Crime thrillers. They’re tricky. When kidnapping, murder, torture and rape are common plot elements there’s a definite risk of taking things too far. I mean, by definition things have already gone farther than they should when those words are introduced. Suffice it to say they’re not my favorite genre category.
Set in Copenhagen, Jussi Adler-Olsen’s The Absent One is the second book in his Department Q series. Police detective Carl Mørck heads Department Q. His specialty: cold cases. But the latest file, which appears mysteriously on his desk, qualifies as frost-bitten. A 20-year old double murder, connections to some of the most powerful men in Denmark, AND the confessed murderer already in prison – this is one investigation he should walk away from. But before he realizes it Mørck and his team are pulled into a dangerous game of cat and mouse that has been going on for decades.
The antagonists are a gang of sociopaths who met as students at an exclusive boarding school. The male members are for the most part interchangeable: a sadist, a masochist, one who likes to hurt animals, another who likes to demean women. It’s the one female member of the group – a troubled girl named “Kimmie” – whose mind and motives Adler-Olsen is intent on exploring. Interestingly, just because she’s troubled doesn’t mean she’s a victim.

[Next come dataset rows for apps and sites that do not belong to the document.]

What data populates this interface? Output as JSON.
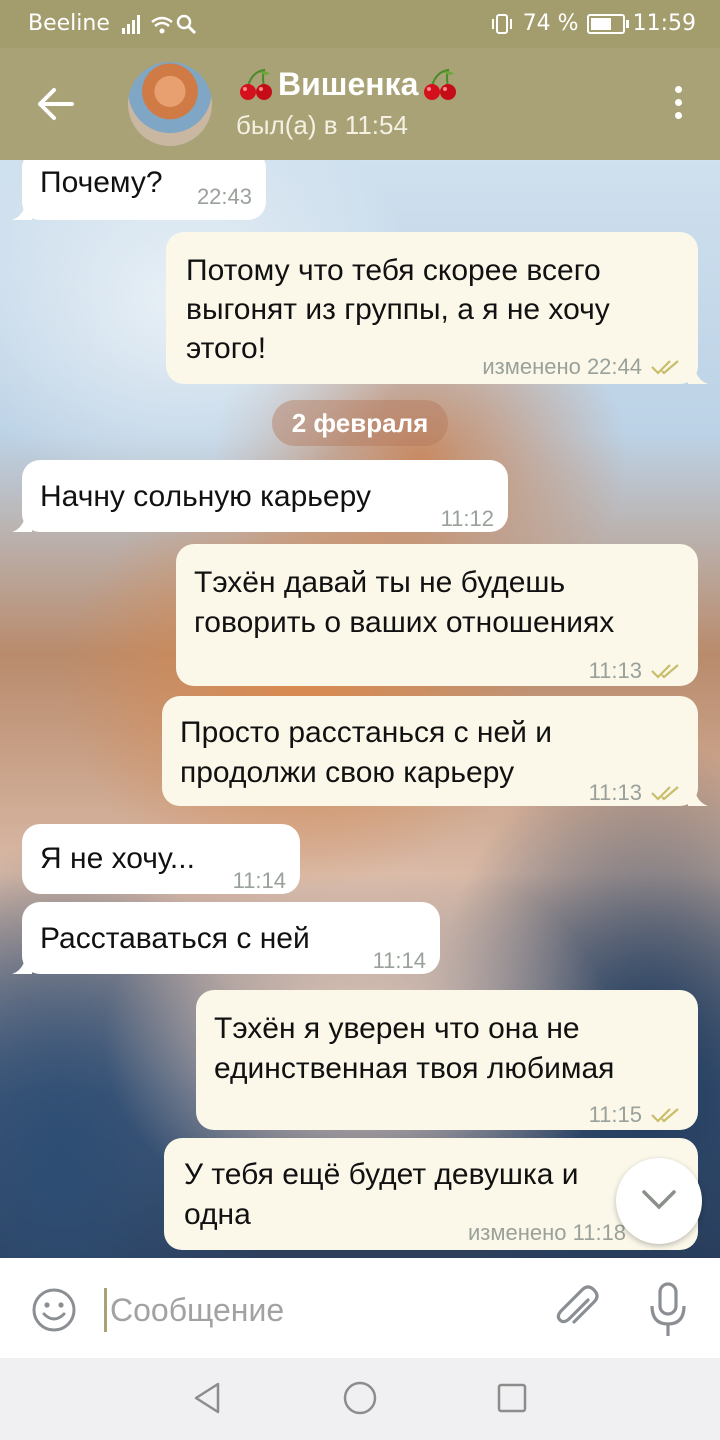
{
  "status_bar": {
    "carrier": "Beeline",
    "battery": "74 %",
    "battery_level": 0.74,
    "time": "11:59"
  },
  "header": {
    "title": "Вишенка",
    "status": "был(а) в 11:54"
  },
  "messages": [
    {
      "dir": "in",
      "text_lines": [
        "Почему?"
      ],
      "time": "22:43"
    },
    {
      "dir": "out",
      "text_lines": [
        "Потому что тебя скорее всего",
        "выгонят из группы, а я не хочу",
        "этого!"
      ],
      "time": "изменено 22:44",
      "read": true
    },
    {
      "dir": "in",
      "text_lines": [
        "Начну сольную карьеру"
      ],
      "time": "11:12"
    },
    {
      "dir": "out",
      "text_lines": [
        "Тэхён давай ты не будешь",
        "говорить о ваших отношениях"
      ],
      "time": "11:13",
      "read": true
    },
    {
      "dir": "out",
      "text_lines": [
        "Просто расстанься с ней и",
        "продолжи свою карьеру"
      ],
      "time": "11:13",
      "read": true
    },
    {
      "dir": "in",
      "text_lines": [
        "Я не хочу..."
      ],
      "time": "11:14"
    },
    {
      "dir": "in",
      "text_lines": [
        "Расставаться с ней"
      ],
      "time": "11:14"
    },
    {
      "dir": "out",
      "text_lines": [
        "Тэхён я уверен что она не",
        "единственная твоя любимая"
      ],
      "time": "11:15",
      "read": true
    },
    {
      "dir": "out",
      "text_lines": [
        "У тебя ещё будет девушка и",
        "одна"
      ],
      "time": "изменено 11:18",
      "read": true
    }
  ],
  "date_separator": "2 февраля",
  "input": {
    "placeholder": "Сообщение",
    "value": ""
  },
  "icons": {
    "back": "arrow-left-icon",
    "menu": "more-vertical-icon",
    "emoji": "smiley-icon",
    "attach": "paperclip-icon",
    "mic": "microphone-icon",
    "scroll": "chevron-down-icon"
  },
  "colors": {
    "header": "#a8a276",
    "status_bar": "#a39d6e",
    "incoming_bubble": "#ffffff",
    "outgoing_bubble": "#fbf8ea",
    "read_ticks": "#c9bd6a"
  }
}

It might seem like I’m revealing a major plot spoiler. Don’t worry, who the murderers are isn’t in question. You’ll know their identities within the first few chapters. The plot of The Absent One is propelled, instead, by revelations – each more twisted than the last – moving the reader towards one final, bloody confrontation. This type of book is ultimately about revenge and justice. The reader expects to be told (preferably in lurid detail) what the villains have done to deserve their fates. And when it arrives their punishment must be as gruesome and inventive as their crimes.

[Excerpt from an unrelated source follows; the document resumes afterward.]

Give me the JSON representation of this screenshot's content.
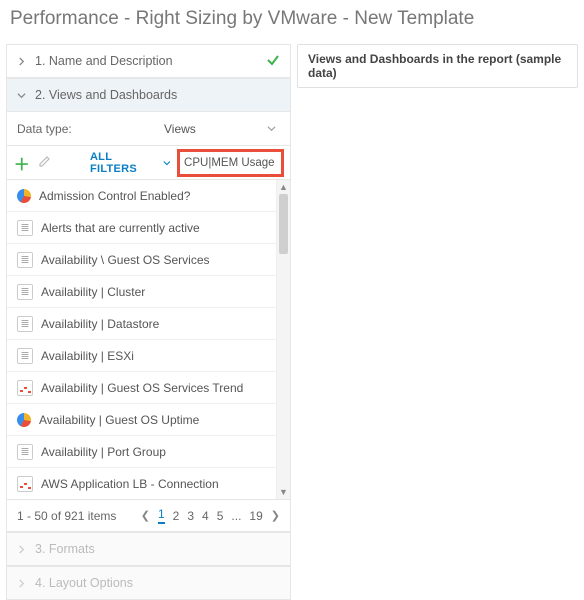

Nordic authors know how to crank up the horror. And Jussi Adler-Olsen isn’t new to this game. In his part of the world he’s as famous as Stieg Larsson, Jo Nesbø and Peter Høeg. In Denmark he’s the #1 crime writer. He writes like a #1 author. What does that mean? It means I couldn’t stop turning the pages. Even with my reservations, and I had many, I still wanted to know what happened next.
About those reservations: I’d like to give Adler-Olsen the benefit of the doubt. Perhaps he went over-the-top on purpose in order to make the violence more palatable – consciously made the scenarios appear unlikely. Some of his characters and settings are almost comically overdone. One member of the gang even has, for all intents and purposes, a lair. There he keeps a menagerie of exotic animals in a state-of-the-art facility tended by a village of transplanted African workers. He holds infamous hunting parties with endangered species as the game for his equally rich, and equally detestable, cronies. And before a hunt he has a little ritual. A topless Somali women brings him four chicken hearts for breakfast. It seems like a parody.
On the opposite end of the narrative are Mørck, his Iranian assistant Assad and his new secretary Rose. All have mysteries in their pasts which I expect will be revealed little by little in subsequent books of the series. Yet it’s the seemingly trivial aspects of their daily lives and relationships that I want to learn more about. My worry is that they won’t be given the attention they deserve, spread too thin over too many books and always assigned the B-plotline. Of course, it’s a moot point. Translation is slow. Three of those books have already been written.
Publisher: Dutton, New York (2012)
ISBN: 978 0 525 95289 3